A long time ago they found a mummified cat in there. It’s now in a glass case and is considered the oldest pussy in the north!

Mountains in Kluane National Park seen from the Alaska Highway, which runs through the Yukon.
Mountains in Kluane National Park seen from the Alaska Highway, which runs through the Yukon.

What do you recommend near Whitehorse if people have a day to spare?

I would definitely send them to the Carcross area, which is 45 minutes’ drive south of Whitehorse. It has mountain vistas, pristine southern lakes and it has the world’s smallest desert. It has a [First Nations’] cultural learning centre and a touch of the gold rush.

Facade of a shop decorated with First Nations' artwork in Carcross.
Facade of a shop decorated with First Nations’ artwork in Carcross.

Getting to Whitehorse

Air Canada and Air North operate flights to Erik Nielsen Whitehorse International Airport (YXY).

Whitehorse railway station was historically on the White Pass and Yukon Route.
How about the train? Whitehorse railway station was historically on the White Pass and Yukon Route.

Further information

See the Travel Yukon and the Destination Canada websites for information about things to do and see in the Yukon.

Photos illustrating this post are by Why Eye Photography. Why Eye Photography is based in North East England. To discuss photography projects contact 07947 587136.

If you enjoyed this post why not sign up for the free Go Eat Do newsletter? It’s a hassle-free way of getting links to posts on a monthly basis.

‘Like’ the Go Eat Do Facebook page to see more photos and content.

Pinterest pin for local tips on where to go and what to see in and around Whitehorse in the Yukon, Canada.
Use Pinterest? Pin this for later for local tips on where to go and what to see in and around Whitehorse in the Yukon, Canada. The building shown is the MacBride Museum.

6 Comments

  • Alison

    August 29, 2019 at 07:08 Reply

    What a brilliant name for the town and the pub! It looks lovely, unspoilt wilderness

    • Stuart Forster

      August 30, 2019 at 15:08 Reply

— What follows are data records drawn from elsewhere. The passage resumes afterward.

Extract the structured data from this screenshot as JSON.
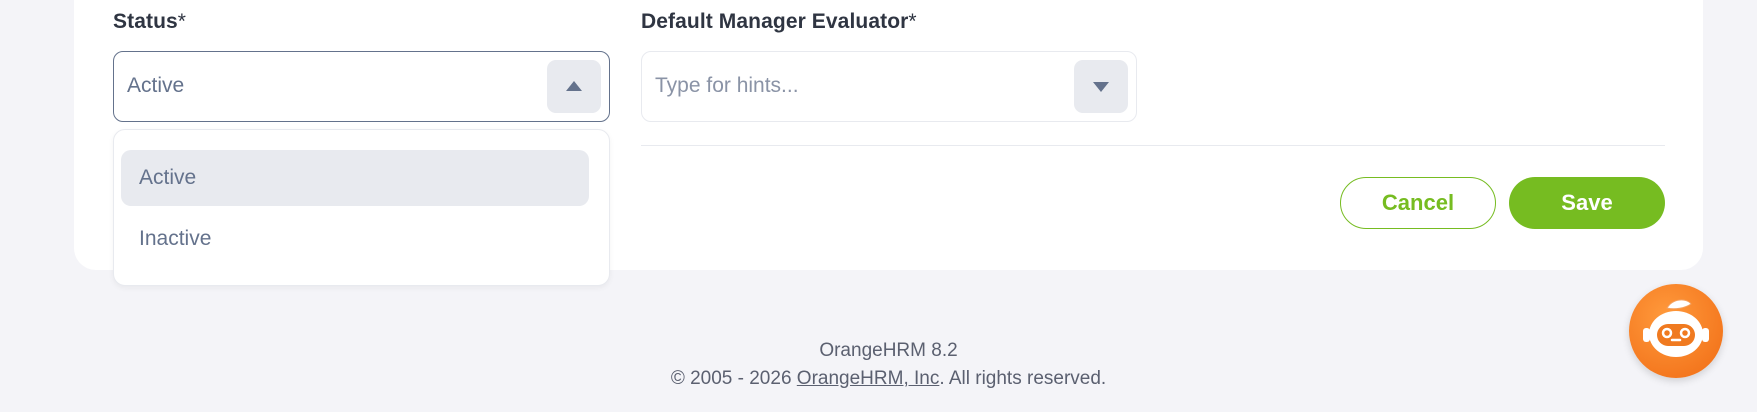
{
  "form": {
    "status": {
      "label": "Status",
      "required_mark": "*",
      "value": "Active",
      "options": [
        "Active",
        "Inactive"
      ]
    },
    "manager_evaluator": {
      "label": "Default Manager Evaluator",
      "required_mark": "*",
      "placeholder": "Type for hints..."
    },
    "buttons": {
      "cancel": "Cancel",
      "save": "Save"
    }
  },
  "footer": {
    "version": "OrangeHRM 8.2",
    "copyright_prefix": "© 2005 - 2026 ",
    "company_link": "OrangeHRM, Inc",
    "copyright_suffix": ". All rights reserved."
  },
  "colors": {
    "accent": "#76bc21",
    "chatbot": "#f47c20",
    "text": "#64728c"
  },
  "icons": {
    "status_caret": "caret-up-icon",
    "manager_caret": "caret-down-icon",
    "chatbot": "robot-assistant-icon"
  }
}
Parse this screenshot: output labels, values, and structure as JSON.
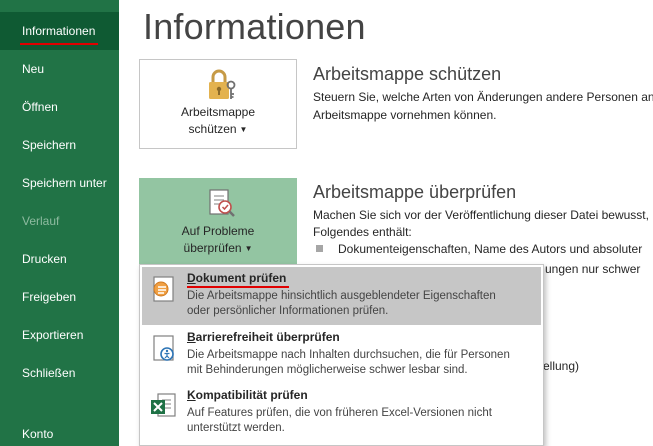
{
  "sidebar": {
    "items": [
      {
        "label": "Informationen",
        "state": "active"
      },
      {
        "label": "Neu",
        "state": "normal"
      },
      {
        "label": "Öffnen",
        "state": "normal"
      },
      {
        "label": "Speichern",
        "state": "normal"
      },
      {
        "label": "Speichern unter",
        "state": "normal"
      },
      {
        "label": "Verlauf",
        "state": "disabled"
      },
      {
        "label": "Drucken",
        "state": "normal"
      },
      {
        "label": "Freigeben",
        "state": "normal"
      },
      {
        "label": "Exportieren",
        "state": "normal"
      },
      {
        "label": "Schließen",
        "state": "normal"
      },
      {
        "label": "Konto",
        "state": "normal"
      }
    ],
    "background_color": "#217346",
    "active_color": "#0f5a33"
  },
  "main": {
    "title": "Informationen",
    "protect": {
      "button_line1": "Arbeitsmappe",
      "button_line2": "schützen",
      "title": "Arbeitsmappe schützen",
      "desc_line1": "Steuern Sie, welche Arten von Änderungen andere Personen an",
      "desc_line2": "Arbeitsmappe vornehmen können.",
      "icon": "lock-key-icon"
    },
    "inspect": {
      "button_line1": "Auf Probleme",
      "button_line2": "überprüfen",
      "title": "Arbeitsmappe überprüfen",
      "desc_line1": "Machen Sie sich vor der Veröffentlichung dieser Datei bewusst,",
      "desc_line2": "Folgendes enthält:",
      "bullet1": "Dokumenteigenschaften, Name des Autors und absoluter",
      "bullet2_fragment": "ungen nur schwer",
      "fragment3": "ellung)",
      "icon": "inspect-document-icon"
    }
  },
  "dropdown": {
    "items": [
      {
        "mnemonic": "D",
        "rest": "okument prüfen",
        "desc_line1": "Die Arbeitsmappe hinsichtlich ausgeblendeter Eigenschaften",
        "desc_line2": "oder persönlicher Informationen prüfen.",
        "icon": "document-inspector-icon",
        "highlighted": true
      },
      {
        "mnemonic": "B",
        "rest": "arrierefreiheit überprüfen",
        "desc_line1": "Die Arbeitsmappe nach Inhalten durchsuchen, die für Personen",
        "desc_line2": "mit Behinderungen möglicherweise schwer lesbar sind.",
        "icon": "accessibility-checker-icon",
        "highlighted": false
      },
      {
        "mnemonic": "K",
        "rest": "ompatibilität prüfen",
        "desc_line1": "Auf Features prüfen, die von früheren Excel-Versionen nicht",
        "desc_line2": "unterstützt werden.",
        "icon": "compatibility-checker-icon",
        "highlighted": false
      }
    ]
  },
  "annotation_color": "#e00000"
}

      It’s a fun place to hang out. I thoroughly enjoyed being there.

  • Janis

    August 31, 2019 at 08:43 Reply

    Such an interesting looking place, incredible scenery and those pubs sound very intriguing.

    • Stuart Forster

      September 3, 2019 at 07:58 Reply

      I tried a handful of places and think that Whitehorse makes for a good night out.

  • Nell (Pigeon Pair and Me)

    September 5, 2019 at 13:23 Reply

    “The oldest pussy in the north” – ooh la la! I like this woman 🙂

    • Stuart Forster

      September 5, 2019 at 16:50 Reply

      Teena was fund to travel with and proved an insightful guide.

Post a Comment

This site uses Akismet to reduce spam. Learn how your comment data is processed.